* _Data to examine_:
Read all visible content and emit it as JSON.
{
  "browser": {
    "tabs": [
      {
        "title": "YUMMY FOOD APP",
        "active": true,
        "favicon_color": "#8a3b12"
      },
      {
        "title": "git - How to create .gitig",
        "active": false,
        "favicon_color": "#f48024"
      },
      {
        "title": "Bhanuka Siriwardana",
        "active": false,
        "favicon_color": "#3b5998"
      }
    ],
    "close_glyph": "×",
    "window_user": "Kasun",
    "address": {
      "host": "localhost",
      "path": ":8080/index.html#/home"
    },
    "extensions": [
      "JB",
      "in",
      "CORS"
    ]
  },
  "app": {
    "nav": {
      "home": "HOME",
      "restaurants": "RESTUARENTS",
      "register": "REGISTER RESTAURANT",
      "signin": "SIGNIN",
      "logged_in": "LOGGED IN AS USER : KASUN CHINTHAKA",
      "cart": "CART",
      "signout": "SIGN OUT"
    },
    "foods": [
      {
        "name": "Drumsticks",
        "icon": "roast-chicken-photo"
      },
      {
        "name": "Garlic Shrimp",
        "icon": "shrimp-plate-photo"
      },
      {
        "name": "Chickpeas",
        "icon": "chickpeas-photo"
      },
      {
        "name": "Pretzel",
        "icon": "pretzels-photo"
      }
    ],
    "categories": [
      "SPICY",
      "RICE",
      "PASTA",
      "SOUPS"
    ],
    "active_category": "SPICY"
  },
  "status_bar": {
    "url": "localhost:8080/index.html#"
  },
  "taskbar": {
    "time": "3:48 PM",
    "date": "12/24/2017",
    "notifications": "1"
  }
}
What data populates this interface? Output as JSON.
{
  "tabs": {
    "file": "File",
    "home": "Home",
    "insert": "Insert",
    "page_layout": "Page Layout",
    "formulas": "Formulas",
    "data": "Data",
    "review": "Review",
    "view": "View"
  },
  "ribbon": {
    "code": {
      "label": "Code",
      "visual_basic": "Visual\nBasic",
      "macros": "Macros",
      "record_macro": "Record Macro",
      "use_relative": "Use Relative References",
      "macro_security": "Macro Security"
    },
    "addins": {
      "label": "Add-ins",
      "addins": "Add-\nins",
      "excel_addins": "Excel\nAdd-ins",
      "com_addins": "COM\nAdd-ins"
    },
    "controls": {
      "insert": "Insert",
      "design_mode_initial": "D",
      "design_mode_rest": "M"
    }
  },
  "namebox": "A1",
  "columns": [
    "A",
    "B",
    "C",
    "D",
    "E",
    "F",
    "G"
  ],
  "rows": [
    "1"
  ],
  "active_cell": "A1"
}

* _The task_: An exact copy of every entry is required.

* _Solution to this task_:
Read all visible content and emit it as JSON.
{
  "browser": {
    "tabs": [
      {
        "title": "YUMMY FOOD APP",
        "active": true,
        "favicon_color": "#8a3b12"
      },
      {
        "title": "git - How to create .gitig",
        "active": false,
        "favicon_color": "#f48024"
      },
      {
        "title": "Bhanuka Siriwardana",
        "active": false,
        "favicon_color": "#3b5998"
      }
    ],
    "close_glyph": "×",
    "window_user": "Kasun",
    "address": {
      "host": "localhost",
      "path": ":8080/index.html#/home"
    },
    "extensions": [
      "JB",
      "in",
      "CORS"
    ]
  },
  "app": {
    "nav": {
      "home": "HOME",
      "restaurants": "RESTUARENTS",
      "register": "REGISTER RESTAURANT",
      "signin": "SIGNIN",
      "logged_in": "LOGGED IN AS USER : KASUN CHINTHAKA",
      "cart": "CART",
      "signout": "SIGN OUT"
    },
    "foods": [
      {
        "name": "Drumsticks",
        "icon": "roast-chicken-photo"
      },
      {
        "name": "Garlic Shrimp",
        "icon": "shrimp-plate-photo"
      },
      {
        "name": "Chickpeas",
        "icon": "chickpeas-photo"
      },
      {
        "name": "Pretzel",
        "icon": "pretzels-photo"
      }
    ],
    "categories": [
      "SPICY",
      "RICE",
      "PASTA",
      "SOUPS"
    ],
    "active_category": "SPICY"
  },
  "status_bar": {
    "url": "localhost:8080/index.html#"
  },
  "taskbar": {
    "time": "3:48 PM",
    "date": "12/24/2017",
    "notifications": "1"
  }
}
What data populates this interface? Output as JSON.
{
  "tabs": {
    "file": "File",
    "home": "Home",
    "insert": "Insert",
    "page_layout": "Page Layout",
    "formulas": "Formulas",
    "data": "Data",
    "review": "Review",
    "view": "View"
  },
  "ribbon": {
    "code": {
      "label": "Code",
      "visual_basic": "Visual\nBasic",
      "macros": "Macros",
      "record_macro": "Record Macro",
      "use_relative": "Use Relative References",
      "macro_security": "Macro Security"
    },
    "addins": {
      "label": "Add-ins",
      "addins": "Add-\nins",
      "excel_addins": "Excel\nAdd-ins",
      "com_addins": "COM\nAdd-ins"
    },
    "controls": {
      "insert": "Insert",
      "design_mode_initial": "D",
      "design_mode_rest": "M"
    }
  },
  "namebox": "A1",
  "columns": [
    "A",
    "B",
    "C",
    "D",
    "E",
    "F",
    "G"
  ],
  "rows": [
    "1"
  ],
  "active_cell": "A1"
}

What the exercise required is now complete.